Ras al-Khaimah was the last emirate to join the U.A.E in 1972. The emirate was formerly known as Julfar and was founded by Armenians. The city before was the capital of Sharjah and holds important historical importance. Sheba's Palace is a restored archaeological site along with the largest Umm an-Nar tombs which are considered as the largest in the entire Arabian Peninsula. The coastal areas of the emirate later were called'The Pirate Coast' because of infamous maritime piracy. The Battle of Ras al Khaimah of 1809, destroyed the 16th century built Dhayah Fort. The remains of the tower destroyed can still be found at the site.
Ajman, the smallest emirate in the nation boasts an excellent coastal history and Islamic heritage. The Al Nuaim tribe settled here permanently here, which forms the foundation of the human settlement in recent history. The main types of occupation were pearling and fishing. Ajman was the region's biggest Boat Building Centre.

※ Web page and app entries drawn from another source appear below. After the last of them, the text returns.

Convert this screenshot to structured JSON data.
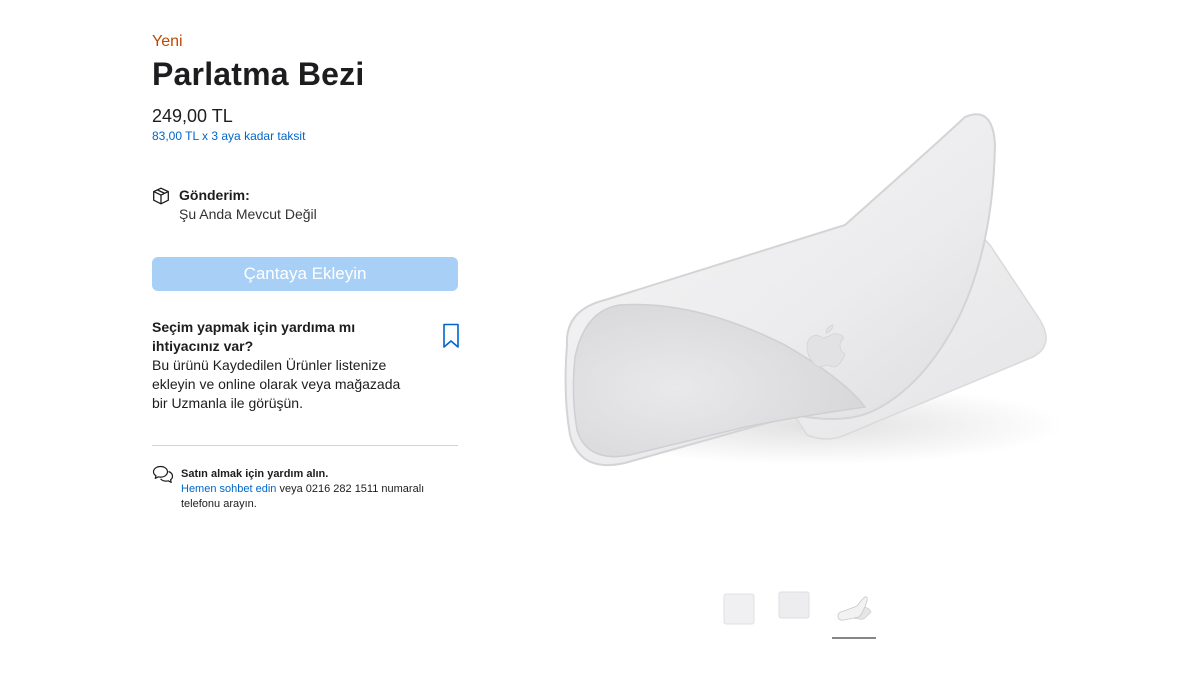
{
  "product": {
    "badge": "Yeni",
    "title": "Parlatma Bezi",
    "price": "249,00 TL",
    "installment": "83,00 TL x 3 aya kadar taksit"
  },
  "shipping": {
    "label": "Gönderim:",
    "status": "Şu Anda Mevcut Değil",
    "icon": "package-icon"
  },
  "actions": {
    "add_to_bag": "Çantaya Ekleyin"
  },
  "help": {
    "title": "Seçim yapmak için yardıma mı ihtiyacınız var?",
    "text": "Bu ürünü Kaydedilen Ürünler listenize ekleyin ve online olarak veya mağazada bir Uzmanla ile görüşün.",
    "icon": "bookmark-icon"
  },
  "chat": {
    "title": "Satın almak için yardım alın.",
    "link": "Hemen sohbet edin",
    "rest": " veya 0216 282 1511 numaralı telefonu arayın.",
    "icon": "chat-bubbles-icon"
  },
  "gallery": {
    "thumbnails": [
      "thumbnail-1",
      "thumbnail-2",
      "thumbnail-3"
    ],
    "selected_index": 3
  },
  "colors": {
    "badge": "#bf4800",
    "link": "#0066cc",
    "button_disabled": "#a8d0f7",
    "text": "#1d1d1f"
  }
}
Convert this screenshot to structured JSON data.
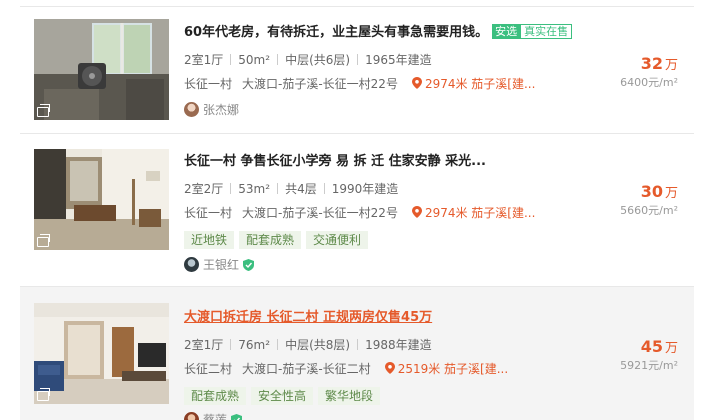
{
  "listings": [
    {
      "title": "60年代老房，有待拆迁，业主屋头有事急需要用钱。",
      "tag_an": "安选",
      "tag_real": "真实在售",
      "attrs": [
        "2室1厅",
        "50m²",
        "中层(共6层)",
        "1965年建造"
      ],
      "community": "长征一村",
      "address": "大渡口-茄子溪-长征一村22号",
      "distance": "2974米 茄子溪[建...",
      "tags": [],
      "agent": "张杰娜",
      "verified": false,
      "price": "32",
      "price_unit": "万",
      "unit_price": "6400元/m²",
      "highlight_title": false,
      "icons": [
        "album-icon",
        "location-pin-icon",
        "avatar"
      ]
    },
    {
      "title": "长征一村 争售长征小学旁 易 拆 迁 住家安静 采光...",
      "attrs": [
        "2室2厅",
        "53m²",
        "共4层",
        "1990年建造"
      ],
      "community": "长征一村",
      "address": "大渡口-茄子溪-长征一村22号",
      "distance": "2974米 茄子溪[建...",
      "tags": [
        "近地铁",
        "配套成熟",
        "交通便利"
      ],
      "agent": "王银红",
      "verified": true,
      "price": "30",
      "price_unit": "万",
      "unit_price": "5660元/m²",
      "highlight_title": false,
      "icons": [
        "album-icon",
        "location-pin-icon",
        "avatar",
        "verified-shield-icon"
      ]
    },
    {
      "title": "大渡口拆迁房 长征二村 正规两房仅售45万",
      "attrs": [
        "2室1厅",
        "76m²",
        "中层(共8层)",
        "1988年建造"
      ],
      "community": "长征二村",
      "address": "大渡口-茄子溪-长征二村",
      "distance": "2519米 茄子溪[建...",
      "tags": [
        "配套成熟",
        "安全性高",
        "繁华地段"
      ],
      "agent": "蔡莲",
      "verified": true,
      "price": "45",
      "price_unit": "万",
      "unit_price": "5921元/m²",
      "highlight_title": true,
      "icons": [
        "album-icon",
        "location-pin-icon",
        "avatar",
        "verified-shield-icon"
      ]
    }
  ],
  "colors": {
    "accent": "#e55a2b",
    "tag_green": "#3bbf7f",
    "chip_bg": "#eef4ea",
    "chip_text": "#5e8a4a",
    "muted": "#999999"
  }
}
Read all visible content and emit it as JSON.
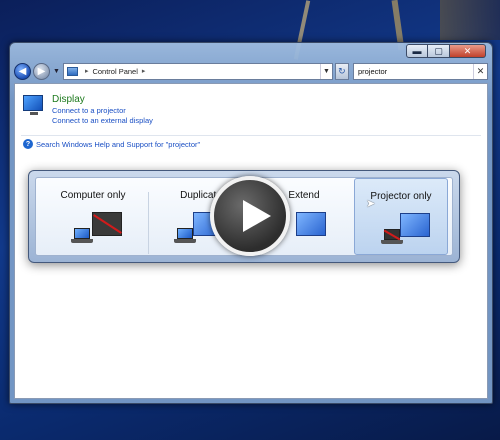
{
  "window": {
    "caption_buttons": {
      "minimize": "▬",
      "maximize": "▢",
      "close": "✕"
    }
  },
  "navbar": {
    "back_icon": "left-arrow-icon",
    "forward_icon": "right-arrow-icon",
    "address": {
      "root_label": "Control Panel",
      "separator": "▸"
    },
    "refresh_icon": "refresh-icon",
    "search_value": "projector"
  },
  "results": {
    "title": "Display",
    "links": [
      "Connect to a projector",
      "Connect to an external display"
    ]
  },
  "help": {
    "text": "Search Windows Help and Support for \"projector\""
  },
  "switcher": {
    "options": [
      {
        "label": "Computer only",
        "selected": false
      },
      {
        "label": "Duplicate",
        "selected": false
      },
      {
        "label": "Extend",
        "selected": true
      },
      {
        "label": "Projector only",
        "selected": true
      }
    ]
  },
  "video_overlay": {
    "icon": "play-icon"
  },
  "colors": {
    "link": "#1a4fc4",
    "result_title": "#1e7a1e",
    "accent_blue": "#2a64d0",
    "disabled_red": "#d21b1b"
  }
}
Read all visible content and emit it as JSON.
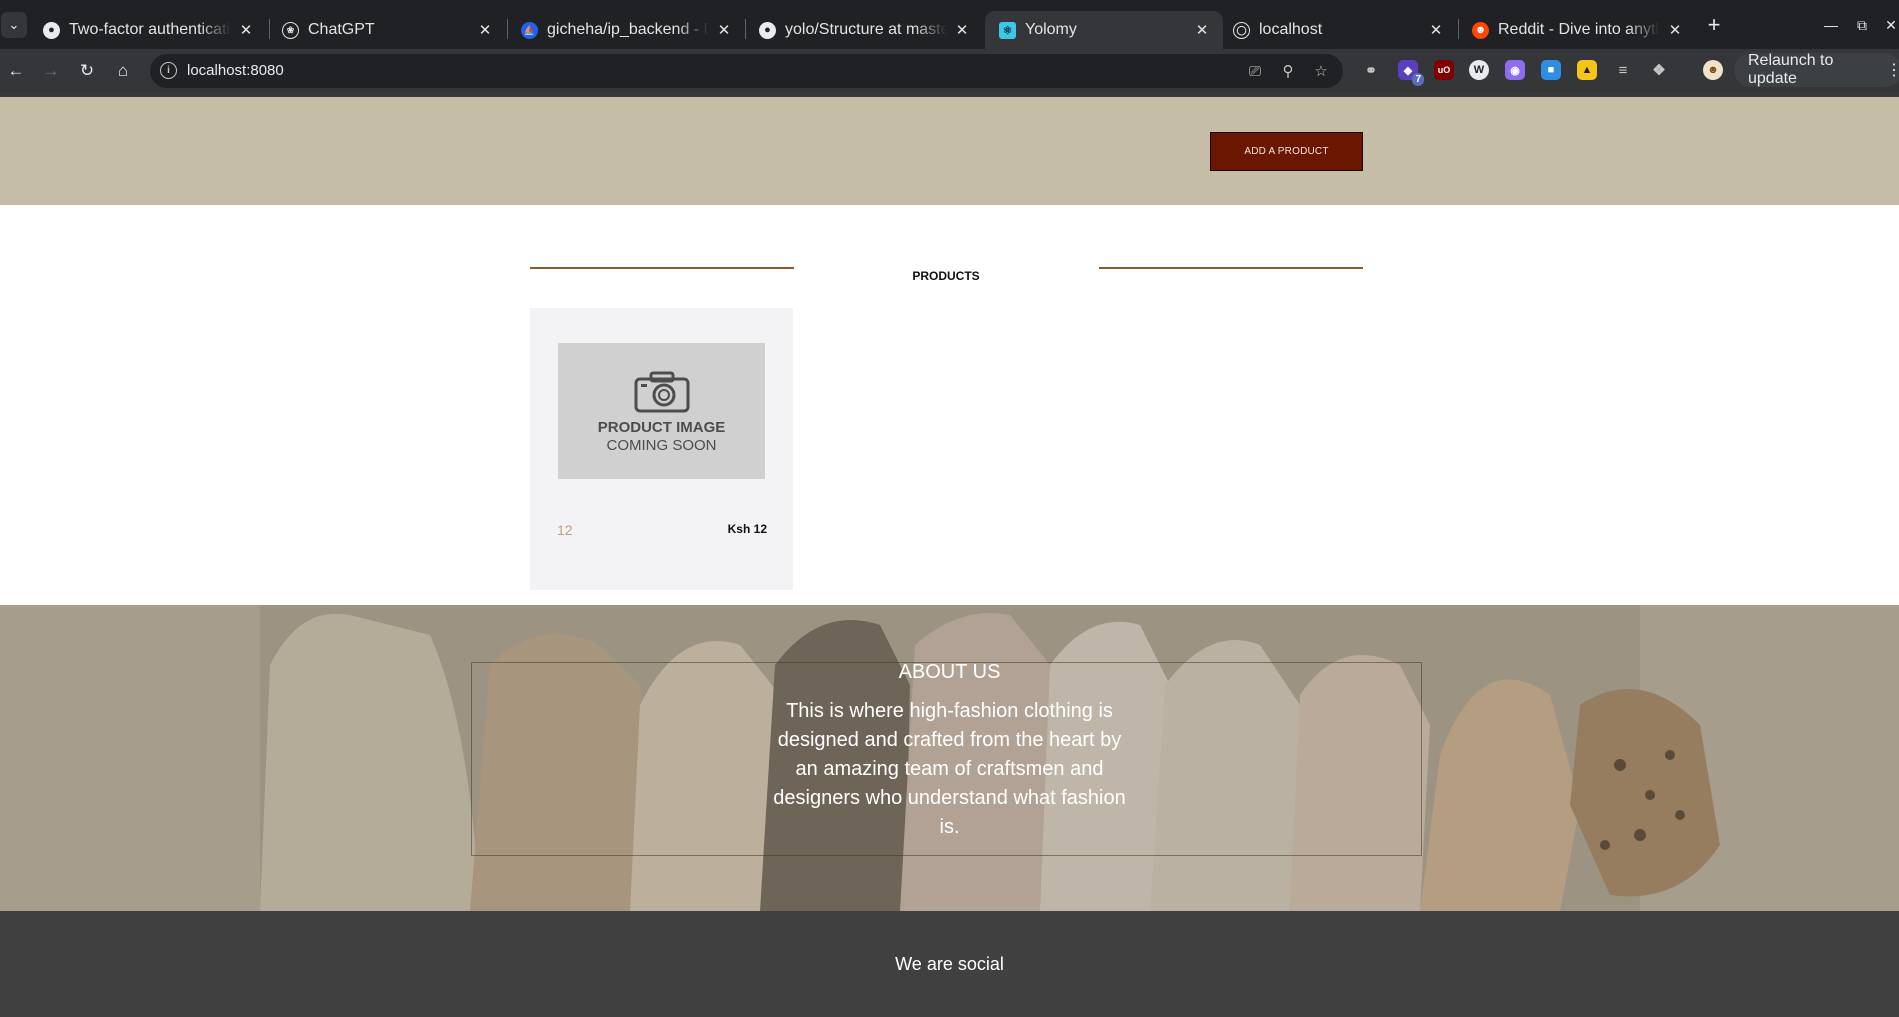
{
  "browser": {
    "tabs": [
      {
        "title": "Two-factor authenticatio",
        "icon": "github-icon"
      },
      {
        "title": "ChatGPT",
        "icon": "openai-icon"
      },
      {
        "title": "gicheha/ip_backend - Do",
        "icon": "docker-icon"
      },
      {
        "title": "yolo/Structure at master",
        "icon": "github-icon"
      },
      {
        "title": "Yolomy",
        "icon": "react-icon",
        "active": true
      },
      {
        "title": "localhost",
        "icon": "globe-icon"
      },
      {
        "title": "Reddit - Dive into anythi",
        "icon": "reddit-icon"
      }
    ],
    "url": "localhost:8080",
    "extension_badge": "7",
    "ext_ublock_label": "uO",
    "relaunch_label": "Relaunch to update"
  },
  "header": {
    "add_product_label": "ADD A PRODUCT"
  },
  "products": {
    "heading": "PRODUCTS",
    "items": [
      {
        "image_line1": "PRODUCT IMAGE",
        "image_line2": "COMING SOON",
        "name": "12",
        "price": "Ksh 12"
      }
    ]
  },
  "about": {
    "title": "ABOUT US",
    "text": "This is where high-fashion clothing is designed and crafted from the heart by an amazing team of craftsmen and designers who understand what fashion is."
  },
  "social": {
    "title": "We are social"
  },
  "colors": {
    "hero_bg": "#c5bda5",
    "add_button_bg": "#6b1600",
    "rule": "#8b5a2b",
    "card_bg": "#f3f3f5",
    "price_name": "#c0a17a",
    "footer_bg": "#404040"
  }
}
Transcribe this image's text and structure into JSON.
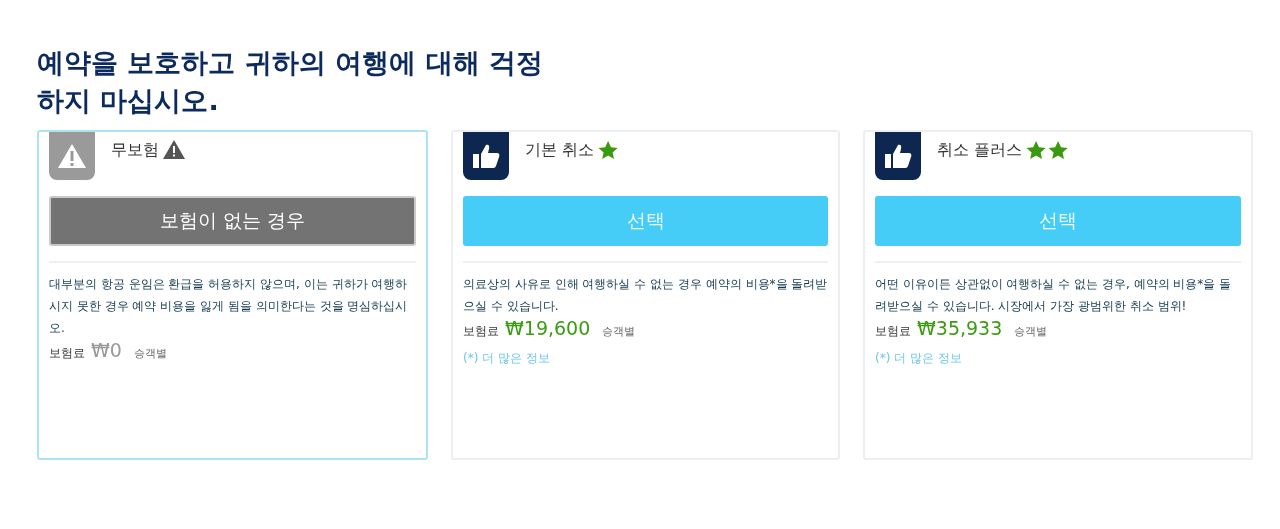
{
  "heading": [
    "예약을 보호하고 귀하의 여행에 대해 걱정",
    "하지 마십시오."
  ],
  "plans": [
    {
      "kind": "none",
      "selected": true,
      "title": "무보험",
      "button": "보험이 없는 경우",
      "description": "대부분의 항공 운임은 환급을 허용하지 않으며, 이는 귀하가 여행하시지 못한 경우 예약 비용을 잃게 됨을 의미한다는 것을 명심하십시오.",
      "premium_label": "보험료",
      "price": "₩0",
      "per": "승객별"
    },
    {
      "kind": "cancel",
      "selected": false,
      "title": "기본 취소",
      "title_icons": [
        {
          "kind": "star"
        }
      ],
      "button": "선택",
      "description": "의료상의 사유로 인해 여행하실 수 없는 경우 예약의 비용*을 돌려받으실 수 있습니다.",
      "premium_label": "보험료",
      "price": "₩19,600",
      "per": "승객별",
      "more": "(*) 더 많은 정보"
    },
    {
      "kind": "cancel",
      "selected": false,
      "title": "취소 플러스",
      "title_icons": [
        {
          "kind": "star"
        },
        {
          "kind": "star"
        }
      ],
      "button": "선택",
      "description": "어떤 이유이든 상관없이 여행하실 수 없는 경우, 예약의 비용*을 돌려받으실 수 있습니다. 시장에서 가장 광범위한 취소 범위!",
      "premium_label": "보험료",
      "price": "₩35,933",
      "per": "승객별",
      "more": "(*) 더 많은 정보"
    }
  ]
}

The history of UAE showed that it was always a sought-after land by the Portuguese, English and the Dutch owing to its strategic location and being a trade hub, something that it still is. Later on, the English used this mainly to enhance trade with India and increase naval power in the Indian Ocean. The Portuguese initially maintained influence in the area and controlled the coastal areas, started building forts and thereby forming the human settlement in the land which initially was of the nomadic tribes. Though, the trade still flourishes in this part of the world, much of its former history is lost in ruins. Visit one of the many museums and forts built here, to reconnect with the former glory of the nation.